Tum ne tou thakk kay dasht mein khaimay lagaa liye

Tanhaa kattay kisi ka safar tum ko iss se kya?

(Fatigued by travel, you have halted to respite in the desert

What do you care if someone is left all alone to continue this journey?)


Tu badaltaa hai toh be-saakhta meri ankhain

Apnay haathon ki lakeeron se ulajh jaati hain

(Whenever you change, my eyes unwittingly

Wander over my fate in the pattern of my palms)

This contrast is not a contradiction but a reflection of different shades of human emotion. Parveen paints a painfully realistic story of realization, growth and evolution which anyone with an ability to feel can find relatable.

Her words reflect the undying love of a woman who, when she loves, does so with unparalleled passion. She ends up hurt but she is not scared of loving, selflessly. What is impressive about her approach is that, despite the hurt of betrayal and parting, she leaves no trails of bitterness, vengeance or self-pity in her poetry.

She has no hatred to spew:

Tera pehloo teray dil ki taraah abaad rahay

Tujh pay guzray na qayamat shab-e-tanhayi ki

(I wish for you a well-pleased life, a contented heart,

And a hope that you never have to suffer the agony of loneliness)

She is unapologetically sure of herself:

Kon chahay ga tumhe meri tarah,

 Ab kisi se na mohabbat karna

(No one will love you the way I did,

 So do not fall in love again ever!)

Her thinly-veiled confidence in herself gives her grounds for a lucid optimism even amid darkness:

Tujh ko kho kar bhi rahuun khilwat-e-jaa’n mein teri

Jeet paayi hai mohabbat ne ajab maat kay saath
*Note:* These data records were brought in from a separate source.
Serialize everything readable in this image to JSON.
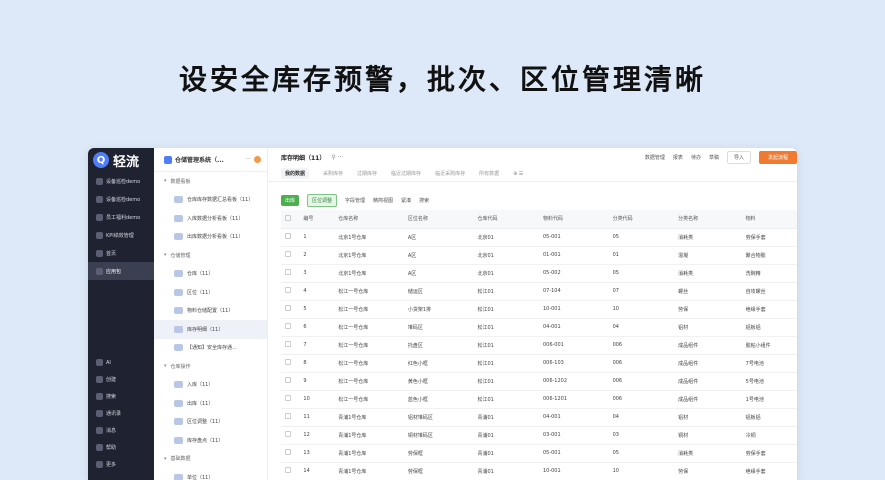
{
  "headline": "设安全库存预警，批次、区位管理清晰",
  "nav": {
    "logo_letter": "Q",
    "logo_text": "轻流",
    "items": [
      {
        "label": "设备巡检demo",
        "active": false
      },
      {
        "label": "设备巡检demo",
        "active": false
      },
      {
        "label": "员工福利demo",
        "active": false
      },
      {
        "label": "KPI绩效管理",
        "active": false
      },
      {
        "label": "首页",
        "active": false
      },
      {
        "label": "应用包",
        "active": true
      }
    ],
    "bottom": [
      {
        "label": "AI"
      },
      {
        "label": "创建"
      },
      {
        "label": "搜索"
      },
      {
        "label": "通讯录"
      },
      {
        "label": "消息"
      },
      {
        "label": "帮助"
      },
      {
        "label": "更多"
      }
    ]
  },
  "tree": {
    "app_title": "仓储管理系统（...",
    "dots": "···",
    "groups": [
      {
        "label": "数据看板",
        "leaves": [
          "仓库库存数据汇总看板（11）",
          "入库数据分析看板（11）",
          "出库数据分析看板（11）"
        ]
      },
      {
        "label": "仓储管理",
        "leaves": [
          "仓库（11）",
          "区位（11）",
          "物料仓储配置（11）",
          "库存明细（11）",
          "【通知】安全库存通..."
        ]
      },
      {
        "label": "仓库操作",
        "leaves": [
          "入库（11）",
          "出库（11）",
          "区位调整（11）",
          "库存盘点（11）"
        ]
      },
      {
        "label": "基础数据",
        "leaves": [
          "单位（11）"
        ]
      }
    ],
    "selected_leaf": "库存明细（11）"
  },
  "main": {
    "title": "库存明细（11）",
    "title_icons": "⚲ ···",
    "top_actions": [
      "数据管理",
      "报表",
      "待办",
      "草稿"
    ],
    "import_label": "导入",
    "publish_label": "发起流程",
    "tabs": [
      "我的数据",
      "采购库存",
      "过期库存",
      "临近过期库存",
      "临近采购库存",
      "所有数据"
    ],
    "tab_extra": "⊕ ☰",
    "toolbar": {
      "out_label": "出库",
      "adjust_label": "区位调整",
      "items": [
        "字段管理",
        "精简视图",
        "紧凑",
        "搜索"
      ]
    },
    "columns": [
      "编号",
      "仓库名称",
      "区位名称",
      "仓库代码",
      "物料代码",
      "分类代码",
      "分类名称",
      "物料"
    ],
    "rows": [
      [
        "1",
        "北京1号仓库",
        "A区",
        "北京01",
        "05-001",
        "05",
        "消耗类",
        "劳保手套"
      ],
      [
        "2",
        "北京1号仓库",
        "A区",
        "北京01",
        "01-001",
        "01",
        "混凝",
        "聚合物胶"
      ],
      [
        "3",
        "北京1号仓库",
        "A区",
        "北京01",
        "05-002",
        "05",
        "消耗类",
        "洗碗精"
      ],
      [
        "4",
        "松江一号仓库",
        "储运区",
        "松江01",
        "07-104",
        "07",
        "螺丝",
        "自攻螺丝"
      ],
      [
        "5",
        "松江一号仓库",
        "小货架1排",
        "松江01",
        "10-001",
        "10",
        "劳保",
        "绝缘手套"
      ],
      [
        "6",
        "松江一号仓库",
        "堆码区",
        "松江01",
        "04-001",
        "04",
        "铝材",
        "铝板铝"
      ],
      [
        "7",
        "松江一号仓库",
        "托盘区",
        "松江01",
        "006-001",
        "006",
        "成品组件",
        "胶粘小组件"
      ],
      [
        "8",
        "松江一号仓库",
        "红色小框",
        "松江01",
        "006-103",
        "006",
        "成品组件",
        "7号电池"
      ],
      [
        "9",
        "松江一号仓库",
        "黄色小框",
        "松江01",
        "006-1202",
        "006",
        "成品组件",
        "5号电池"
      ],
      [
        "10",
        "松江一号仓库",
        "蓝色小框",
        "松江01",
        "006-1201",
        "006",
        "成品组件",
        "1号电池"
      ],
      [
        "11",
        "青浦1号仓库",
        "铝材堆码区",
        "青浦01",
        "04-001",
        "04",
        "铝材",
        "铝板铝"
      ],
      [
        "12",
        "青浦1号仓库",
        "铜材堆码区",
        "青浦01",
        "03-001",
        "03",
        "铜材",
        "冷铜"
      ],
      [
        "13",
        "青浦1号仓库",
        "劳保框",
        "青浦01",
        "05-001",
        "05",
        "消耗类",
        "劳保手套"
      ],
      [
        "14",
        "青浦1号仓库",
        "劳保框",
        "青浦01",
        "10-001",
        "10",
        "劳保",
        "绝缘手套"
      ]
    ]
  }
}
(I lost you but in your hours of solitude, you always feel me by your side

My love suffered a defeat, yet strangely it emerged victorious)

Apart from ghazals that mainly revolve around the themes of romance, Parveen also broached bolder societal taboos in her free verse. Additionally, she wrote about other social issues and expressed concerns for the poor in her writing.

Charagh bujhtay rahay aur khwaab jaltay rahay

Ajeeb tarz ka mausam meray watan mein rahaa

(The lamps continued to smother; the dreams continued to burn

A strange season of gloom had descended upon my country)

Characterized by a rhythmic flow and soulful lyricism, her expression was a balanced blend of ornate and simple language. She also occasionally juxtaposed English phrases in her Urdu free verse, introducing a degree of creativity and originality in her style. At places, there are also mild shades of sensuality set forth with a natural grace. She also used metaphors and personifications making her poetry more profound and vibrant, as illustrated here:

Abr barsay to inayat uss ki

Shaakh to sirf dua kerti hai

Masla jab bhi utha chiraghon ka

Faisla sirf hawa kerti hai

(The cloud pours at its own will,

The branch can only pray for it to rain.

It is only the wind

That gets to decide the fate of the lamps’ flame)

Parveen Shakir parted from us young and at the peak of her brilliance, but she left indelible words for us to remember her by. We keep her memories alive; we utter her verses in our regular conversations without our realizing (baat tou sach hai magar baat hai ruswayi ki, for instance), ensuring she continues to live amongst us.